Date Available


Year of Publication


Degree Name

Doctor of Philosophy (PhD)

Document Type

Doctoral Dissertation




Pharmaceutical Sciences

First Advisor

Dr. Jeffery Talbert

Second Advisor

Dr. Karen Blumenschein


For patients afflicted with symptoms of anxiety and insomnia, benzodiazepines are generally a safe and effective short-term pharmacological treatment option. Although considered safer than other sedative-hypnotic medications, substantial concern exists regarding the addictive nature and abuse potential of benzodiazepines along with potentially inappropriate prescribing and utilization in clinically vulnerable populations. These medication misadventures can have a significant impact on public health. Examples of medication misadventures as they pertain to benzodiazepines include the prescribing and use in clinically vulnerable populations for whom they are contraindicated or their efficacy has not been evaluated, the development of tolerance or addiction, abuse of the medication, and the manifestation of negative health outcomes including cognitive impairment, withdrawal symptoms upon discontinuation, or the reoccurrence of a preexisting substance use disorder.

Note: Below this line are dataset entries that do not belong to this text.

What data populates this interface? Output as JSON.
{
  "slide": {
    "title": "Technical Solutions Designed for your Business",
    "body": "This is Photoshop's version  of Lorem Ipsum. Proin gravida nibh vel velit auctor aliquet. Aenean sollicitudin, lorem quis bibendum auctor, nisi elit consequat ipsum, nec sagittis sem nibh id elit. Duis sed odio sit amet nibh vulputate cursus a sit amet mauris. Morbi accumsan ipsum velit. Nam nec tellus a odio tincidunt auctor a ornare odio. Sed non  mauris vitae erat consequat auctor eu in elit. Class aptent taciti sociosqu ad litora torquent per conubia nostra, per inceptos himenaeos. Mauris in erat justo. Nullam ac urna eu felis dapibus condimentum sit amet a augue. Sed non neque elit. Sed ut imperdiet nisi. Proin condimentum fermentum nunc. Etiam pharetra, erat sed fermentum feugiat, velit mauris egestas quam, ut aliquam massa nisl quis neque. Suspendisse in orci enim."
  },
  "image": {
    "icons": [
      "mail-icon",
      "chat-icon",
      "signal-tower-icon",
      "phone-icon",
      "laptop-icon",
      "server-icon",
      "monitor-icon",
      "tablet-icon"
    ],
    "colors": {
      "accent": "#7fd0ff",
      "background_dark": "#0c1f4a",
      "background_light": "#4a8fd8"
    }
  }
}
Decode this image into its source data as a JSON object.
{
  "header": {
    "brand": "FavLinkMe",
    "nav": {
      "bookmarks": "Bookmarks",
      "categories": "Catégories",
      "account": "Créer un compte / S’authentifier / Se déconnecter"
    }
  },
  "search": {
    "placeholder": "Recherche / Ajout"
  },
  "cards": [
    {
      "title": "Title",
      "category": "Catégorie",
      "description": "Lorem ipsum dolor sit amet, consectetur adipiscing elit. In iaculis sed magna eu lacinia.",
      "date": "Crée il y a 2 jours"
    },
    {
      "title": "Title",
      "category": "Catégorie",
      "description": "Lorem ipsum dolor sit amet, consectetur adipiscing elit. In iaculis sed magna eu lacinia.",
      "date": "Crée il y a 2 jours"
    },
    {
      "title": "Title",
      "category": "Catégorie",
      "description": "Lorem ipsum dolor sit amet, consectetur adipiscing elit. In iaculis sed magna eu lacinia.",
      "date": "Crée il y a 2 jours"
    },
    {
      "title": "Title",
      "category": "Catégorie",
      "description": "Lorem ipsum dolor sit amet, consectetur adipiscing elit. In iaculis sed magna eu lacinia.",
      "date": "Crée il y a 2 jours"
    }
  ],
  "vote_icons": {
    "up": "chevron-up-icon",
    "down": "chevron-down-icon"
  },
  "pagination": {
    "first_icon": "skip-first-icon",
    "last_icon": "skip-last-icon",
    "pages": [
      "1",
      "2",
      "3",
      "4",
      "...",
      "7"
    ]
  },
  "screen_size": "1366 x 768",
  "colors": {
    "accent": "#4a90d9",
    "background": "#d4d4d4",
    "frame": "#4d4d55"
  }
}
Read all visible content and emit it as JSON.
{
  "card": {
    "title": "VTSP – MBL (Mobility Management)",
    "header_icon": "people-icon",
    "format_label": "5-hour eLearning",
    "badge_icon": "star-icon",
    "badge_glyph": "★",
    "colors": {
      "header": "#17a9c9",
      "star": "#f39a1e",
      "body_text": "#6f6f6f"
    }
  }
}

In order to better understand medication misadventures associated with benzodiazepines retrospective analyses using populations extracted from large health claims databases are employed. To understand how benzodiazepine use may lead to adverse events causing patient harm, the risk of exacerbations in benzodiazepine users diagnosed with chronic obstructive pulmonary disease was estimated. The inherent risk of benzodiazepine addiction and abuse was estimated in an HIV-infected population, a population with a high prevalence of substance use disorders. This risk was estimated by first determining whether HIV-infected individuals are more likely to have any benzodiazepine use compared to their uninfected counterparts, and secondly, by examining the association between HIV-infection and potentially problematic benzodiazepine use. Finally, in an effort to mitigate unexpected and undesirable consequences to public health associated with the prescription drug abuse epidemic in the US, states have implemented prescription drug monitoring programs (PDMPs) to track the prescribing and dispensing of controlled substance medications. The effect of these programs on benzodiazepine dispensing is evaluated on a state and national level.

Findings will provide healthcare professionals a better understanding regarding the risk of medication misadventures involving benzodiazepines when evaluating their appropriateness in patients with anxiety, depression, and insomnia. Additionally, policymakers will understand the implications of PDMPs on the dispensing of benzodiazepines as they become a more widely used tool to combat prescription drug abuse and diversion.